* [DATA TO EXAMINE]:
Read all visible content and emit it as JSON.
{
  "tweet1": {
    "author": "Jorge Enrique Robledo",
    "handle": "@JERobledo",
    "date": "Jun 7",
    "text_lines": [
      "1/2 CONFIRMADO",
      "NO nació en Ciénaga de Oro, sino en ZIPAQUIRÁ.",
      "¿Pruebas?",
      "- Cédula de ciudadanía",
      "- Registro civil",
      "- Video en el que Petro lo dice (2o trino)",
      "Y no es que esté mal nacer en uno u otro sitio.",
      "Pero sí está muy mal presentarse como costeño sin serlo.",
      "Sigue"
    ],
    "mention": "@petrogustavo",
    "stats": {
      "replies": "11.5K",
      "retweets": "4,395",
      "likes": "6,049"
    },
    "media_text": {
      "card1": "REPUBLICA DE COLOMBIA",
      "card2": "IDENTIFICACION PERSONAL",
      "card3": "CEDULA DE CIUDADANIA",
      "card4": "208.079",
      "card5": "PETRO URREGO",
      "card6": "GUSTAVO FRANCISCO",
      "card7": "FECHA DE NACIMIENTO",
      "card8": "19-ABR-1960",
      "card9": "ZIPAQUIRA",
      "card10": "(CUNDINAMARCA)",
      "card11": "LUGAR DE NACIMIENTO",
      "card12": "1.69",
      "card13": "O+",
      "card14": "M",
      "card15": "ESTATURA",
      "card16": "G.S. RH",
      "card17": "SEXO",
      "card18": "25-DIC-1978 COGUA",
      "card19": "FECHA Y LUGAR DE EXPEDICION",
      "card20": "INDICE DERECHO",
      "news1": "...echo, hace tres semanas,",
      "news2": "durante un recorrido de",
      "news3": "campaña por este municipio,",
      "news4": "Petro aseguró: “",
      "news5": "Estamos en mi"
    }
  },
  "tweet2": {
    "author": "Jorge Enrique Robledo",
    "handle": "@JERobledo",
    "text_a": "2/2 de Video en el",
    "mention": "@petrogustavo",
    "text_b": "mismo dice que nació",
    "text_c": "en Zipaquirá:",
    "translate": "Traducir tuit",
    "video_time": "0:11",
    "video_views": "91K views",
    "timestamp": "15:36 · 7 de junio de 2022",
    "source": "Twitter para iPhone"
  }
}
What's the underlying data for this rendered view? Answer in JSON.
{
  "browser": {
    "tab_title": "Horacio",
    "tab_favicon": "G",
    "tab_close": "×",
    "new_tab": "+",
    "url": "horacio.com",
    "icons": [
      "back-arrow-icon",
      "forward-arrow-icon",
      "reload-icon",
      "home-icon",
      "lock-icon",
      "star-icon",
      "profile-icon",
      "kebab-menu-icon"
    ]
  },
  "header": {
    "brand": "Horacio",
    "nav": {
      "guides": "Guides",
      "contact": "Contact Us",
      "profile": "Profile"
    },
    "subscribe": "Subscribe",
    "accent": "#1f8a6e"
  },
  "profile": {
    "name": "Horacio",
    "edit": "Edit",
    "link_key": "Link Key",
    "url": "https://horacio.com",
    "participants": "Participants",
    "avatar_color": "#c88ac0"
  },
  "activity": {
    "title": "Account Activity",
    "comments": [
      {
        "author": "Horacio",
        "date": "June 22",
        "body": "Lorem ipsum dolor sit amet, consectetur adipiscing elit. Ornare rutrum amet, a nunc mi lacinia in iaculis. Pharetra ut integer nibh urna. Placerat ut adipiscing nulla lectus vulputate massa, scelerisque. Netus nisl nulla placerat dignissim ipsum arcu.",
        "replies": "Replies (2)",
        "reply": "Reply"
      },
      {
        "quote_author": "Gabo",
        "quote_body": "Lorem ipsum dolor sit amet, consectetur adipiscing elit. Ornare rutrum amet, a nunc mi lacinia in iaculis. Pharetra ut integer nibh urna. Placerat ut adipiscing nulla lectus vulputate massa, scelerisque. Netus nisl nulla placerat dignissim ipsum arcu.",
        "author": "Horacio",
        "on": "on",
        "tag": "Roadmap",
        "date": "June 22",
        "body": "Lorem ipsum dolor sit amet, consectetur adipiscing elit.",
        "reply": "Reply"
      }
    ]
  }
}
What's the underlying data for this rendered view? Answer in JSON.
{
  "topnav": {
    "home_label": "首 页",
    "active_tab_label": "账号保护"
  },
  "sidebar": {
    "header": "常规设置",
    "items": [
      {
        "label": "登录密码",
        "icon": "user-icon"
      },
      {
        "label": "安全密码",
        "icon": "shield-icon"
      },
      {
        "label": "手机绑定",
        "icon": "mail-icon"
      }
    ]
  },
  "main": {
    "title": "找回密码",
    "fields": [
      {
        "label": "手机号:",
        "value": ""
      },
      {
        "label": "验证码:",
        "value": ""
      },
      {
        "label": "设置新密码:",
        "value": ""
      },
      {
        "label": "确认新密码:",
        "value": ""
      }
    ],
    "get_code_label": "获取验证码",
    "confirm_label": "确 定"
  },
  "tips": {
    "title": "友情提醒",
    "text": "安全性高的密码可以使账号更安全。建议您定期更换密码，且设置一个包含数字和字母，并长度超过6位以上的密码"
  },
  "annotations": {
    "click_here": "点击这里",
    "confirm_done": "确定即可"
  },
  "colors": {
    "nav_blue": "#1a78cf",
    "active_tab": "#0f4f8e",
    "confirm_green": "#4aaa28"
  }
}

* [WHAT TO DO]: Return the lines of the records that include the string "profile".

* [SOLUTION TO THE EXERCISE]:
      "profile-icon",
      "profile": "Profile"
  "profile": {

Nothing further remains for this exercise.